5--“speed” day – 15min RW, 1:15-1:45 run total with 60sec-3min fast with 1-2min recovery, 15min RW
6--easy day – 30min RW, 30min run, 30min RW
7--plus an additional easy day where needed

Former and current training paces? Does it bother you to get slower? I ran at about 6:40-7:00/mile in my prime and 10:00-12:00 now depending on fatigue levels. Getting slower bothers me sometimes, but I just tell myself to forget about it.

How much did you weigh in your prime? Now? 145 then, 155 now.

How has your diet changed? I ate pretty much everything in my prime just to keep up with calorie needs. I began to slow down on that approach as I aged and in 2003 I quit eating red meat. I try for balance, but have to admit I could improve my diet.

Do you attempt to maintain the weight of your younger years? How? I try to keep within the 10 lbs over that I am currently, but I am not fanatical about it. I cut out sweets if I start to get too much past 155.

During Thanksgiving week, Benji and Amie
Durden logged a combined total of 350 miles.
We're calling that a world record for married
couples.
Vitamins, minerals, supplements? I take a good number of supplements that have been recommended over the years. They may or may not help but don’t seem to hurt so I live with expensive pee if that’s all I’m getting.

Injuries or other health issues? My elite career ended with a plantar fascia tear and I took 15 months to heal. Then I made a comeback as a masters racer, and tore the other plantar fascia and decided to quit racing. Fifteen years ago (2003) I found out I had prostate cancer. After recovering from the surgery, I decided I missed racing and refocused my life with more running and racing in it.

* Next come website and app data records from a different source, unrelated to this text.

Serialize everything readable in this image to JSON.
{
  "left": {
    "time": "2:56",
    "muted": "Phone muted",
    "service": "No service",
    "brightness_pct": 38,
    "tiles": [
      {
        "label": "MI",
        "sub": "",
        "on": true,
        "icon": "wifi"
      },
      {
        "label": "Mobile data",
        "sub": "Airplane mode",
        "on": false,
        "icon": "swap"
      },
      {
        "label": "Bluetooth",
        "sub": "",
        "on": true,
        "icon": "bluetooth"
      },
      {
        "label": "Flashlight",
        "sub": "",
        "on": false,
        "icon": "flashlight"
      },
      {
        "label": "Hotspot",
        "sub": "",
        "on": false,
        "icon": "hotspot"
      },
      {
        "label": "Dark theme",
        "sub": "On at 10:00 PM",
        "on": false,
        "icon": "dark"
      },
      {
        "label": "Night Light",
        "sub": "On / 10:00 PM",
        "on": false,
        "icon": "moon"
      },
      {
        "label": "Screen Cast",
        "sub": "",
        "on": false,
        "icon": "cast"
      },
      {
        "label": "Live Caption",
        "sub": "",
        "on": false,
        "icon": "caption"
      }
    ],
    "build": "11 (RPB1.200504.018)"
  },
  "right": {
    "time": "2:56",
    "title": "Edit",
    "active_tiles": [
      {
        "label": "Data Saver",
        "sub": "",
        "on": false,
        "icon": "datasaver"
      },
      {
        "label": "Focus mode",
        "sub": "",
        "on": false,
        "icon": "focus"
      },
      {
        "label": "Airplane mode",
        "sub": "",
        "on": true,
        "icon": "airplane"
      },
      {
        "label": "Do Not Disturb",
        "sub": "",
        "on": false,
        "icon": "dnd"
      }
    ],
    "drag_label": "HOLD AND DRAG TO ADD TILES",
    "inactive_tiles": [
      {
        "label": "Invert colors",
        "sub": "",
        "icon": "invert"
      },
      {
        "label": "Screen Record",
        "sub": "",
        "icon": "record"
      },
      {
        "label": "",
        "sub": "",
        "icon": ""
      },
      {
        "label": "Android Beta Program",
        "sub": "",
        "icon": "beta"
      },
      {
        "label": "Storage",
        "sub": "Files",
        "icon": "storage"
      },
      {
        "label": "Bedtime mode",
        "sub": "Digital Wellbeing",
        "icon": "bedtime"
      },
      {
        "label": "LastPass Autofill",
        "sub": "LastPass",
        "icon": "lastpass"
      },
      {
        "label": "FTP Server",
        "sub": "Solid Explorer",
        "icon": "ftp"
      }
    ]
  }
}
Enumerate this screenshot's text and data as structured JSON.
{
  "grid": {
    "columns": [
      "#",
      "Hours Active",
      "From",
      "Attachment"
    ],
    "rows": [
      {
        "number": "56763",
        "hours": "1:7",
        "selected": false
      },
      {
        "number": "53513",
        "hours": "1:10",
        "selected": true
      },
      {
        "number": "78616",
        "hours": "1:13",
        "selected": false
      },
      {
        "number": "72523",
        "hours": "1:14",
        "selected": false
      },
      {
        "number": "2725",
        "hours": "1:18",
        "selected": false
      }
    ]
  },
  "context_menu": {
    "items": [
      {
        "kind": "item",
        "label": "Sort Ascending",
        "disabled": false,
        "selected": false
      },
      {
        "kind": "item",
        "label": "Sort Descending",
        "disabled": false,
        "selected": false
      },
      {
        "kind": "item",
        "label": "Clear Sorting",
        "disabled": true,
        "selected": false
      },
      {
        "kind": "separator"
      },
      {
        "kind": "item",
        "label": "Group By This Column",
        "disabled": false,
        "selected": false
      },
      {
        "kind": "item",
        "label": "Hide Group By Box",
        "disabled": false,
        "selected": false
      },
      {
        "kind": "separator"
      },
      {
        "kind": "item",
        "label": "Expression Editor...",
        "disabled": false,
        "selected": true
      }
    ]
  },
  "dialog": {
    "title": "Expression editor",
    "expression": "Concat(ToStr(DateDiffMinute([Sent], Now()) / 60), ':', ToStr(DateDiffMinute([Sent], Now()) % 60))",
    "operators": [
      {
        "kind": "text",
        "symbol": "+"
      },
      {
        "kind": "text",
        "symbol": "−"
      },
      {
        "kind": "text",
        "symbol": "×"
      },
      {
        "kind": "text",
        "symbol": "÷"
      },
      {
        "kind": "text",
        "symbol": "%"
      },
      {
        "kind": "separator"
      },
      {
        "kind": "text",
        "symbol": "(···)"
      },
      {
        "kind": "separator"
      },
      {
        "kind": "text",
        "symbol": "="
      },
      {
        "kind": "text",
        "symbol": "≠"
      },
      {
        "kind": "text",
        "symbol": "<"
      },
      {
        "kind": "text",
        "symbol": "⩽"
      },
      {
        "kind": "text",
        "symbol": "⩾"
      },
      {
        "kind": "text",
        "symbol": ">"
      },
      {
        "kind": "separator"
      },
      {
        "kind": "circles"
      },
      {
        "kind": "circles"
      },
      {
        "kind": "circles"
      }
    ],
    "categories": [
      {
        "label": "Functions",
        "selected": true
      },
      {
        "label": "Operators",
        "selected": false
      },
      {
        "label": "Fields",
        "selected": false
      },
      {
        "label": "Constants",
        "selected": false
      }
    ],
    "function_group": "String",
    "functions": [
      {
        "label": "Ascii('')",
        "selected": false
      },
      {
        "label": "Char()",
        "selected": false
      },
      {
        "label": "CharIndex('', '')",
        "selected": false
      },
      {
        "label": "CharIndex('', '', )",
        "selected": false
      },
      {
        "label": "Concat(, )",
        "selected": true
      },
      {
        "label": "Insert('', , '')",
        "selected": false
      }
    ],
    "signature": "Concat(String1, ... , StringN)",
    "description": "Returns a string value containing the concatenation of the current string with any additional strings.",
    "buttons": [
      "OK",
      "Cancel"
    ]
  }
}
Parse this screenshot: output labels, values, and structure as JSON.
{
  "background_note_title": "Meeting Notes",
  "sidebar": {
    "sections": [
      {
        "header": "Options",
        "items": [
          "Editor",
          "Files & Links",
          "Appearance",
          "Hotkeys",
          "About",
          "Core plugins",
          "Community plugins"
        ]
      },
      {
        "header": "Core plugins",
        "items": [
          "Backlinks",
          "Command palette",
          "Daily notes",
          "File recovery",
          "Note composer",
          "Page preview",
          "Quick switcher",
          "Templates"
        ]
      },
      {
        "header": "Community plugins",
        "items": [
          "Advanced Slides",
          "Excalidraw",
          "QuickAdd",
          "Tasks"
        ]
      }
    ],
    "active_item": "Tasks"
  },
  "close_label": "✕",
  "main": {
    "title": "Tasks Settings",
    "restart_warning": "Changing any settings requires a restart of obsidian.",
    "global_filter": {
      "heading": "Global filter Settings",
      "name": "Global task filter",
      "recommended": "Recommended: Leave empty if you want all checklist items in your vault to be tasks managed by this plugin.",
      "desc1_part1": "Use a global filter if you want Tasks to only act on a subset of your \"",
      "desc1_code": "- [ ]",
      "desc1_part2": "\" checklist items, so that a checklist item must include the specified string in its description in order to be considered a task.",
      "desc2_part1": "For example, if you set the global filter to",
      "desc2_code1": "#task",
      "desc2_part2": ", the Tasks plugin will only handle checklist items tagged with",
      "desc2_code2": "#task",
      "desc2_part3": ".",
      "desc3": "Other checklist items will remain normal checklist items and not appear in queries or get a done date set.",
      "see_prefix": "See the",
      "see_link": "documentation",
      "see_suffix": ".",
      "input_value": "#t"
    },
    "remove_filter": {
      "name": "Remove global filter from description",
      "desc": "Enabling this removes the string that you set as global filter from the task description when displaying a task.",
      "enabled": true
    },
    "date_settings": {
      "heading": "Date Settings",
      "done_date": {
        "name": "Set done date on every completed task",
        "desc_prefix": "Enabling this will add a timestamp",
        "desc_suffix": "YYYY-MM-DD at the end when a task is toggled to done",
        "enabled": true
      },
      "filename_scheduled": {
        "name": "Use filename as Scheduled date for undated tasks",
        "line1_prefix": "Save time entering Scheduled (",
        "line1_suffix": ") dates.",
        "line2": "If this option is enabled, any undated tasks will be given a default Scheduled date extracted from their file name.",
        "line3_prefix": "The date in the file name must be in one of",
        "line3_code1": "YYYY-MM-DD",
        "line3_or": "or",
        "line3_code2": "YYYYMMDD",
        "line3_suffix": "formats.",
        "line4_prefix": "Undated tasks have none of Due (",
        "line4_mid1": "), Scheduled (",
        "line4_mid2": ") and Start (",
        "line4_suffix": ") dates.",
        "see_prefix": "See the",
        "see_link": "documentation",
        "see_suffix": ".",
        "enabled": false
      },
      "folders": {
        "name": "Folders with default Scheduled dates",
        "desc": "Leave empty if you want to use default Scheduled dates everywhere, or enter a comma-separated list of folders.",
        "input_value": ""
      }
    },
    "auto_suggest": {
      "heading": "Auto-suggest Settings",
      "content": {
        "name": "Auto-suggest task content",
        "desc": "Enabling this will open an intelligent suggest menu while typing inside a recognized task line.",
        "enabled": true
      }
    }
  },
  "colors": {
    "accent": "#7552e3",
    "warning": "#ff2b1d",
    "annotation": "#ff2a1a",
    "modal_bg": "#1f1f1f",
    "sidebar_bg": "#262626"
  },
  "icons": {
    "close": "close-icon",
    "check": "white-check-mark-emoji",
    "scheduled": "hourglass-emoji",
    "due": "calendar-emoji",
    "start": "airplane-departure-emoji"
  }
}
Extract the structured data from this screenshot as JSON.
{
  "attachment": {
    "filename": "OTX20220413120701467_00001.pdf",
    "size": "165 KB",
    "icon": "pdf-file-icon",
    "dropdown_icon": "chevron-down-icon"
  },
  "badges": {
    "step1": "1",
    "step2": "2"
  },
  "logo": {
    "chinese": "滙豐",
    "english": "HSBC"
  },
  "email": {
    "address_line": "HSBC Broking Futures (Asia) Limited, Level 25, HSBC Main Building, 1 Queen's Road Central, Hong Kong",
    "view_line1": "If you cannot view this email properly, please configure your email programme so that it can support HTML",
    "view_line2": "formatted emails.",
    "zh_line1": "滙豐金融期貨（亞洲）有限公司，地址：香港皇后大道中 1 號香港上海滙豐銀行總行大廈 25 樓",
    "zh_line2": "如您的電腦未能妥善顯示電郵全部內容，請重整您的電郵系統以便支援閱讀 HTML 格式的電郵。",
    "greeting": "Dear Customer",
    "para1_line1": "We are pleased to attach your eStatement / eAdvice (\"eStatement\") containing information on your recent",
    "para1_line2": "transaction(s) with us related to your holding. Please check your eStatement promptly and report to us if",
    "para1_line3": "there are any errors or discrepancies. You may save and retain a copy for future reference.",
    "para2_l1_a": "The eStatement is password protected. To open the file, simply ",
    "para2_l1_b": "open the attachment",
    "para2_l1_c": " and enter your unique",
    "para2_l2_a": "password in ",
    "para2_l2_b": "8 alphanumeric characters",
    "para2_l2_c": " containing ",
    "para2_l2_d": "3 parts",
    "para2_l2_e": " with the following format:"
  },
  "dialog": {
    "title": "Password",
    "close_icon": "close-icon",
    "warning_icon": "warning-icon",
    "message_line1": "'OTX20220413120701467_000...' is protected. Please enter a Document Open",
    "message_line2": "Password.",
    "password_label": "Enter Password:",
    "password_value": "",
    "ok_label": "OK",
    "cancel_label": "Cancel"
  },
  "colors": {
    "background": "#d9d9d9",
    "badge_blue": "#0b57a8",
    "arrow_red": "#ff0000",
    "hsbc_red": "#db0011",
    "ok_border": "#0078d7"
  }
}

In 2016 I found out I had colon cancer. I race walked and ran some during the chemo that followed surgery and gradually shifted to running over the course of the 6 months of chemo. In the year after I got off chemo, I ran 10 half marathons and 10 marathons.

Cross training, strength training, stretching? I have been off of cross-training (unless race walking counts) for a few years, but I have just started going to the gym again recently. I think the main benefit is that it helps reduce injuries.

I stretch some as I feel the need. I don’t do a formal routine, but after I have warmed up a bit, I will stretch if something seems to need it. I don’t think it correlates that much with being uninjured and I don’t enjoy it that much.

Why do you keep running? After over 50 years of running, it is who I am. Racing is still challenging and training to race keeps me running more than I might if I didn’t race (though I might still run a lot anyway). In one way, for me, running is like breathing, it is part of me being alive.

What is your philosophy of life, running, and aging?
This is hard articulate. I am a bit zen; I live mostly in the moment and seldom think about the future so I don’t really think too much about aging though I do think about goals. I am also a realist and mostly accept the limitations of reality, but I don’t limit myself in my running. In general, where it comes to my running, I am a bit of an optimist, I know what I should be able to do at any given time, but I don’t hold myself back if I start to exceed those expectations.

What are the biggest lessons (life lessons and running lessons) you have learned from running? Perseverance counts. Preparation is important. Patience pays off.

I mostly just don’t think about aging. I know I will slow down. I will get sick or injured at some point, and eventually I will die. These are the realities of life. I don’t borrow trouble. Of course I have days where I get down like everyone else, but then I go for a run.

Who or what inspires you to continue running and maintaining your fitness? Ed Whitlock inspires me to believe faster days can be ahead. The research on exercise as a benefit to general health helps me explain my habit to others.

A favorite quote or two?
“If you can’t fly then run, if you can’t run then walk, if you can’t walk then crawl, but whatever you do you have to keep moving forward.” Martin Luther King Jr.

“Never give up, never surrender.” Jason Nesmith-Galaxy Quest